The end of Obama's first 100 days is coming up in two weeks, and all the commentators are going to rush to define Obama's philosophy. Here's my take: I hereby define Obamaism as "Compassionate Moderatism."
This idea is in response to this prompt by George Packer in The New Yorker:
Obama's signature projects defy grouping under a single heading, and, as a result, he has been criticized for inconsistency.
But what George Packer follows with is a telling description of Obamaism:

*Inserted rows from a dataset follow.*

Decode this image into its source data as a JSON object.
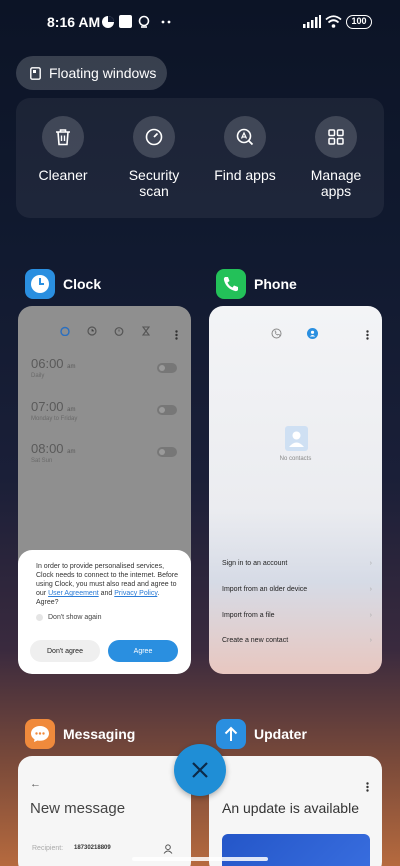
{
  "status_bar": {
    "time": "8:16 AM",
    "battery": "100"
  },
  "floating_windows": {
    "label": "Floating windows"
  },
  "quick_actions": [
    {
      "label": "Cleaner",
      "icon": "trash-icon"
    },
    {
      "label": "Security scan",
      "icon": "speedometer-icon"
    },
    {
      "label": "Find apps",
      "icon": "search-apps-icon"
    },
    {
      "label": "Manage apps",
      "icon": "grid-icon"
    }
  ],
  "apps": {
    "clock": {
      "name": "Clock",
      "color": "#2a8fe0",
      "alarms": [
        {
          "time": "06:00",
          "ampm": "am",
          "sub": "Daily"
        },
        {
          "time": "07:00",
          "ampm": "am",
          "sub": "Monday to Friday"
        },
        {
          "time": "08:00",
          "ampm": "am",
          "sub": "Sat Sun"
        }
      ],
      "dialog": {
        "text": "In order to provide personalised services, Clock needs to connect to the internet. Before using Clock, you must also read and agree to our",
        "link1": "User Agreement",
        "and": "and",
        "link2": "Privacy Policy",
        "tail": ". Agree?",
        "checkbox": "Don't show again",
        "disagree": "Don't agree",
        "agree": "Agree"
      }
    },
    "phone": {
      "name": "Phone",
      "color": "#23c159",
      "empty": "No contacts",
      "links": [
        "Sign in to an account",
        "Import from an older device",
        "Import from a file",
        "Create a new contact"
      ]
    },
    "messaging": {
      "name": "Messaging",
      "color": "#f08a3c",
      "title": "New message",
      "recipient_label": "Recipient:",
      "recipient_value": "18730218809"
    },
    "updater": {
      "name": "Updater",
      "color": "#2a8fe0",
      "title": "An update is available"
    }
  }
}
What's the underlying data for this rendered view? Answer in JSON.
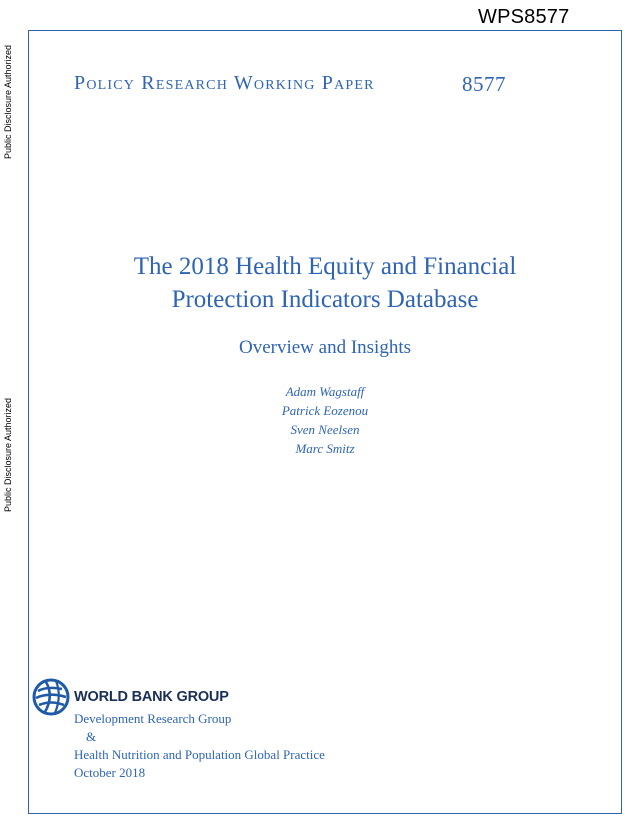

To take one example, he forced the chief executive of General Motors, Rick Wagoner, into early retirement, and yet he has not called for the removal of any of the failed leaders of America's financial institutions, like Bank of America's Kenneth Lewis. He promised a federal guarantee of warranties for owners of G.M. and Chrysler cars, but he won't put the government in temporary control of the banks, which are at the heart of the economic crisis. He is willing to spend $275 billion for homeowners' relief, but he won't let the government enter into the business of making direct loans. He has made health-care reform the ultimate test of his first year, but seems prepared to compromise on significant aspects of the legislation.
If this is Obamaism, then I like it. To me, his behavior looks neither unprincipled nor inconsistent, but rather, creative. It shows that Obama's greatest strength is compromise and flexibility. He's given both the left and the right "tough love" in order to move the country forward. The fact that he's gotten so much done in so little time gives me hope for rest of his term(s).